» REQUIRED ACTION: Go through the data below. Pull out every line that has the word "this".

*** SUPPLIED INFORMATION ***

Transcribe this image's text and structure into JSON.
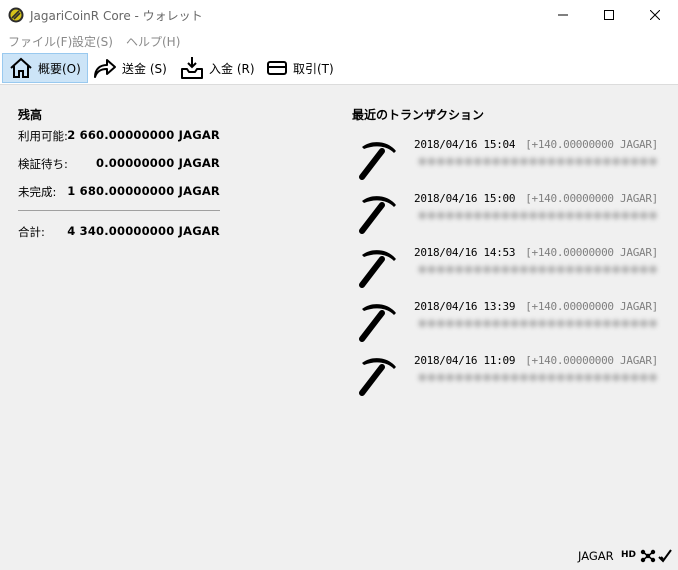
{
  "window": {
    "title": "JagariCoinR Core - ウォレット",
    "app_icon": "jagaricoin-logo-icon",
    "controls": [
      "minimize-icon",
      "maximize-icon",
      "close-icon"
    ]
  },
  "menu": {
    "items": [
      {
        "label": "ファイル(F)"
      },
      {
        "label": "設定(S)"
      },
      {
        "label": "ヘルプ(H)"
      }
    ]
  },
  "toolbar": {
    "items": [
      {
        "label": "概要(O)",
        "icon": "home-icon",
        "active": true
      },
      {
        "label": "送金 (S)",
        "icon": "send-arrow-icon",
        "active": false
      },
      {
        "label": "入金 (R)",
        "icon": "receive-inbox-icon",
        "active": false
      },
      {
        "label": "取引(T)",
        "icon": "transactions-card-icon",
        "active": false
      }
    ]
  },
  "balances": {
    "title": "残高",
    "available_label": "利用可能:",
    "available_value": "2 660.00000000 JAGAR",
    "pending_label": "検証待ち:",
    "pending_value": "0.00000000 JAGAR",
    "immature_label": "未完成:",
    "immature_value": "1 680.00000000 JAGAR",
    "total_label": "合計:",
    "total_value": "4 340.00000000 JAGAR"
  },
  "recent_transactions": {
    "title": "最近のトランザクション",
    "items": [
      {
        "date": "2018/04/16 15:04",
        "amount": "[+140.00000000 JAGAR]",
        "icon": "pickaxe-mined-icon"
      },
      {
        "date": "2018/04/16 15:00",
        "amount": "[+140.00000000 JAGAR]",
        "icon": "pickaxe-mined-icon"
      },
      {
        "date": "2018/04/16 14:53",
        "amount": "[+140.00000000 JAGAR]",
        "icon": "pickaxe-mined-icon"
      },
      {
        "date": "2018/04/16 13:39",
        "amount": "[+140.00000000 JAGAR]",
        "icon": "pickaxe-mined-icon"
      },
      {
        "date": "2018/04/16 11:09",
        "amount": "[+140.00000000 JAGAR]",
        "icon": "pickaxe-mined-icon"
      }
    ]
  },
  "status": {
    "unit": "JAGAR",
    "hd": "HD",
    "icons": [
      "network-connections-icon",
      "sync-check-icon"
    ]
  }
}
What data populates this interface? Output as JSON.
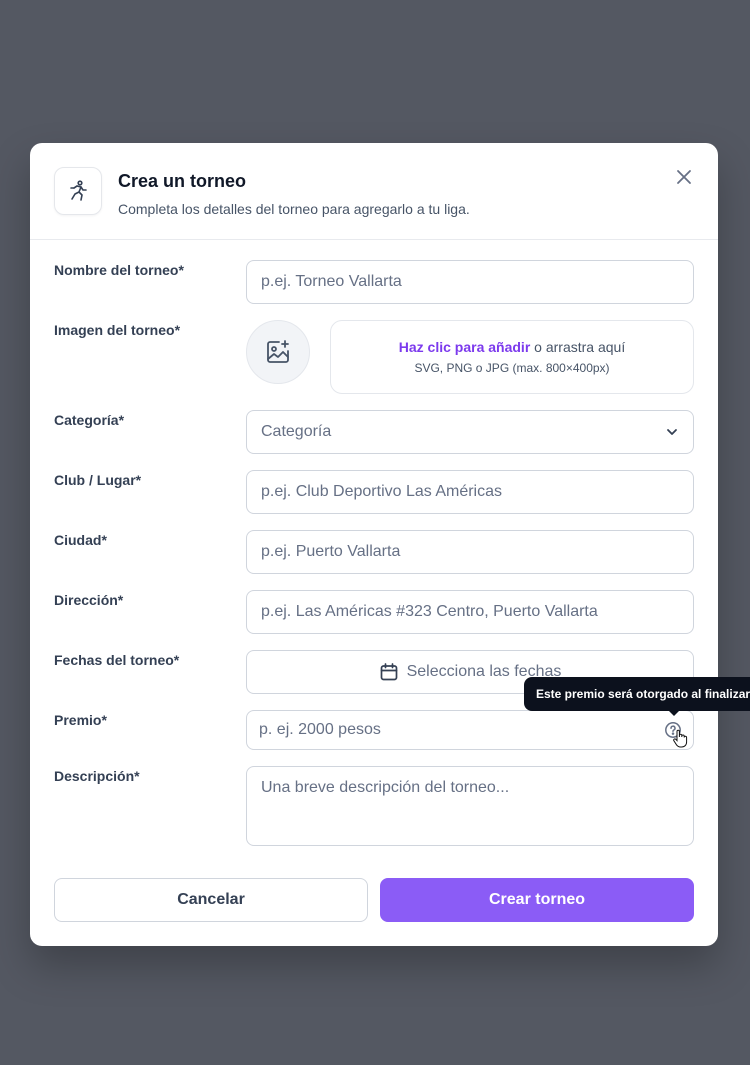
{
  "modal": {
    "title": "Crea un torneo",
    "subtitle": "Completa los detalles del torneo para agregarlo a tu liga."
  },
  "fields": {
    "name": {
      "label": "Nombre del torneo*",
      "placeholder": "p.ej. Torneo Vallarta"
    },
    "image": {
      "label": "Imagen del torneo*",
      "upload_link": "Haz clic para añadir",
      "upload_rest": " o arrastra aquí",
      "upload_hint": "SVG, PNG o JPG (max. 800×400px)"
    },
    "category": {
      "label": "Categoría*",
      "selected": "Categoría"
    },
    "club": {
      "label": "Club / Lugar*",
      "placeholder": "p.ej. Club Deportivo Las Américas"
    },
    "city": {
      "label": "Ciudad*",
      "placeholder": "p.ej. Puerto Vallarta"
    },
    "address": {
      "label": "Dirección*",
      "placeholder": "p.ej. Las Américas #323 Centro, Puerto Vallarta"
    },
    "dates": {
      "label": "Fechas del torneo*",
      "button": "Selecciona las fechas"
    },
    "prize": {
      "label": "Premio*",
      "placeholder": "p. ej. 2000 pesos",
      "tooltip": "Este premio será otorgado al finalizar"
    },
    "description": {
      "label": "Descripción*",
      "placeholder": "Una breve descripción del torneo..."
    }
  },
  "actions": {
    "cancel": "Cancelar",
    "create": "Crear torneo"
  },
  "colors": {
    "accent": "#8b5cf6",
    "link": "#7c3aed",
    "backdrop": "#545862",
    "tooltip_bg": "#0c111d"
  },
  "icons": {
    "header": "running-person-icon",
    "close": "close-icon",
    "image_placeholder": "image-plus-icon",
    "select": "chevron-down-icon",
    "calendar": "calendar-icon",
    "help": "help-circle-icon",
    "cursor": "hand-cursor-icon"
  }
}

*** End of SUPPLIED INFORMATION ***
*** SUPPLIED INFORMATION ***

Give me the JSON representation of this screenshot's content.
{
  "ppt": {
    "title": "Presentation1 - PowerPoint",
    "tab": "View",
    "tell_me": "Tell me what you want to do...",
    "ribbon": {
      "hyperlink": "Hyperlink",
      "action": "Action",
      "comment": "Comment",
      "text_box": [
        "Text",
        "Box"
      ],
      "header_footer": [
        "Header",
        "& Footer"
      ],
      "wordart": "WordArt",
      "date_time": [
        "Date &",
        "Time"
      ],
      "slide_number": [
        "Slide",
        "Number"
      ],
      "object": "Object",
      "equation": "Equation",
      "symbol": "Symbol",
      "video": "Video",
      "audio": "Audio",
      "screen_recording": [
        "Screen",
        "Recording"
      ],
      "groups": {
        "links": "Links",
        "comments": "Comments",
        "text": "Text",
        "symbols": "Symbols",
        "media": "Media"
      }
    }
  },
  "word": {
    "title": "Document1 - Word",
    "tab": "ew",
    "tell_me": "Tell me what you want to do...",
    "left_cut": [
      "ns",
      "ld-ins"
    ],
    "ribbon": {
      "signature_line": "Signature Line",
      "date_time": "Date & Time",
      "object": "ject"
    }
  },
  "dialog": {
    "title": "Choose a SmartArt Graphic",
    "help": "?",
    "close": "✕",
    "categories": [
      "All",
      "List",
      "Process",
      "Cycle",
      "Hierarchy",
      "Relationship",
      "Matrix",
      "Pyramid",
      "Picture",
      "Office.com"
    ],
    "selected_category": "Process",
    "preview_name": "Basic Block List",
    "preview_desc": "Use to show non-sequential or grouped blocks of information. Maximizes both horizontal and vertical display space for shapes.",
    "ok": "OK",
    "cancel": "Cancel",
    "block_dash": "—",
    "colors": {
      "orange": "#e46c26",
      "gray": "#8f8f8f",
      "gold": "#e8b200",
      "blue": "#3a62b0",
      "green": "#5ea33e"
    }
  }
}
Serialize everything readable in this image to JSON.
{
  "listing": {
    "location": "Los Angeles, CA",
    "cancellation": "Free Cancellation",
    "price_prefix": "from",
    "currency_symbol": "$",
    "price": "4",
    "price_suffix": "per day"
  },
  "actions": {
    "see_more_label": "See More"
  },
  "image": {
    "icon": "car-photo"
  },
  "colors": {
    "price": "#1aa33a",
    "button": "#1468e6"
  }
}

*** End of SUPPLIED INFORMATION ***

» OUTPUT OF THE TASK:
Transcribe this image's text and structure into JSON.
What data populates this interface? Output as JSON.
Give me the JSON representation of this screenshot's content.
Serialize everything readable in this image to JSON.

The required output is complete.